<i>"If we can fund at (Measure O) baseline, which is what the votes specifically wanted, why wouldn't we?"
— Santa Rosa Mayor Scott Bartley</i>
Sounds logical enough. The only problem is that the mayor's statement is simply not true — and is the reason why the City Council needs to find the political courage to correct the mistake made in the wording of Measure O that now threatens to divide the city more than ever.
If it doesn't, Santa Rosa will pump even more money into public safety at the expense of other services — park maintenance, road repair, recreation programs, etc. — that have gotten short shrift in recent years.
This danger became clear Monday when the council, faced with a steady growth in revenues, added another $1.4 million to the Police Department budget with little regard as to whether the department needed the money or whether the funding was better spent elsewhere. They did it under the pretense that this is what voters wanted when they passed Measure O. It was not.
When Measure O was placed on the ballot in 2004, it was made clear that the quarter-cent sales tax was needed to bolster police and fire services and gang prevention programs. Given the concern about rising gang violence at the time, the measure passed with 70 percent of the vote. This newspaper was among the many community groups that supported it.

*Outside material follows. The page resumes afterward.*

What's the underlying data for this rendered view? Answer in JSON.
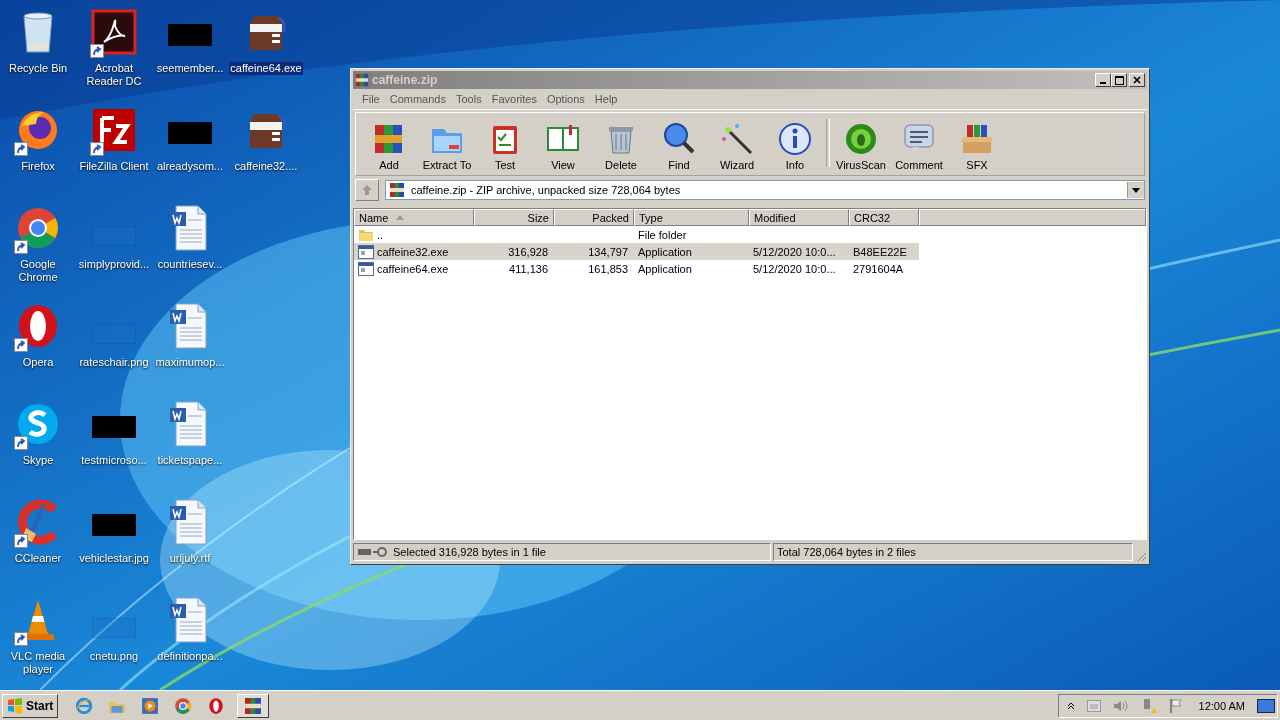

But little did anyone realize that rather than becoming a measure to augment police and fire resources it would become a mandatory funding mechanism. To protect against Measure O money being used to backfill existing funds, the measure specified that police and fire budgets could not go below 2004 levels, and it built in a guarantee that those levels would increase with inflation each year. The only bypass was a vote of six of seven council members.
But when the economy went in the tank in 2008, revenues plummeted, making it unwise and politically challenging to defend slashing all other departments while keeping public safety funding healthy and growing.
As a result, the City Council wisely overrode the Measure O mandate each year — until Monday when on a 5-2 vote it gave the Police Department budget a hefty increase.
All this occurred in the same week that the council was approving new fees for playing horseshoes at Doyle Park and canoeing at Howarth Park — and drawing down general fund reserves by $1.5 million.
If the city continues to commit to following Measure O baseline funding, the police general fund budget is projected to grow another $7 million over the next five years to $51.4 million — 40 percent above where it was just 10 years ago. The Fire Department budget is expected to grow to $35 million, which would amount to a 31 percent increase over 2009 levels.
Meanwhile, the city is projecting only modest growth in revenues for the rest of the decade while payments to the California Public Employee Retirement System continue to soar.
What will be the impact? Five years ago, the Parks and Recreation Department had 132 full-time (equivalent) employees. This year it has 85. Don't expect that to change anytime soon.
The council had a chance to go to voters last year to change the wording of Measure O, but, for reasons that defy explanation, it chose not to. If it hopes to get community support for a utility tax measure, it needs to put a revision on the ballot this fall.